Dan Levitan, co-founder and general partner at Maveron, said the number of new investments his firm plans to make in 2018 is 4 to 6 cores and 20 seeds—“a very exciting time to invest in disruptive consumer businesses.”
“There is still plenty of demand on the investor side,” Colman Lynch, a lawyer at Gunderson Dettmer, told FierceCEO. “And it’s still pretty spread out” among investors.
At the high end, “There continues to be plenty of activity in number and size,” Lynch said.
There have been some new entrants, like an infusion by SoftBank, a large Japanese investor, Lynch said.
In the third quarter of 2017, investors deployed $19 billion to U.S. VC-backed companies across 1,207 deals, nearly the same as the prior quarter, a survey by PwC and CB Insights found. Funding activity was driven by another strong quarter of megarounds of $100 million or more, as the third quarter’s total reached 26, the report said. The deal total was one short of the tally in the second quarter and just above the eight-quarter low seen in fourth quarter of 2016.

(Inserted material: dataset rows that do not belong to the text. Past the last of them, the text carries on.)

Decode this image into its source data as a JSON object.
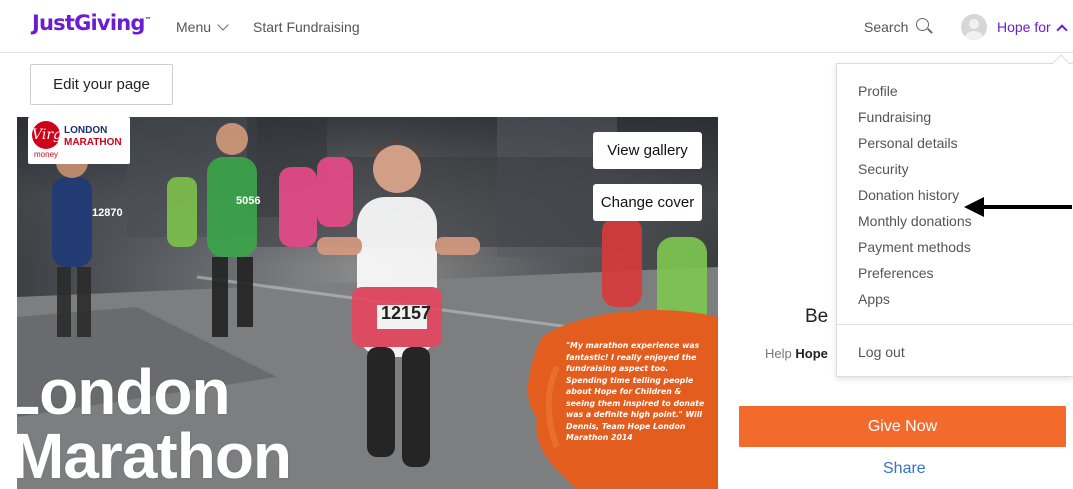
{
  "header": {
    "logo": "JustGiving",
    "logo_tm": "™",
    "menu_label": "Menu",
    "start_fundraising": "Start Fundraising",
    "search_label": "Search",
    "user_name": "Hope for"
  },
  "page": {
    "edit_button": "Edit your page",
    "view_gallery": "View gallery",
    "change_cover": "Change cover"
  },
  "cover": {
    "sponsor_line1": "LONDON",
    "sponsor_line2": "MARATHON",
    "sponsor_brand": "Virgin",
    "sponsor_money": "money",
    "title_line1": "London",
    "title_line2": "Marathon",
    "quote": "\"My marathon experience was fantastic! I really enjoyed the fundraising aspect too. Spending time telling people about Hope for Children & seeing them inspired to donate was a definite high point.\" Will Dennis, Team Hope London Marathon 2014",
    "bib_main": "12157",
    "bib_left": "12870",
    "bib_green": "5056"
  },
  "sidebar": {
    "be_text": "Be",
    "help_prefix": "Help",
    "help_name": "Hope",
    "give_now": "Give Now",
    "share": "Share"
  },
  "dropdown": {
    "items": [
      "Profile",
      "Fundraising",
      "Personal details",
      "Security",
      "Donation history",
      "Monthly donations",
      "Payment methods",
      "Preferences",
      "Apps"
    ],
    "logout": "Log out"
  },
  "colors": {
    "brand_purple": "#6b1dd2",
    "give_orange": "#f26a2c",
    "share_blue": "#3572c9"
  }
}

"With 40% of value coming from mega-deals, the third quarter of 2017 saw the largest quarter for deal value in two years,” said Tom Ciccolella, PwC’s US Venture Capital Leader in a statement. “Three of the quarter’s five largest occurred outside of California, further demonstrating the overall health of the venture capital ecosystem across the U.S."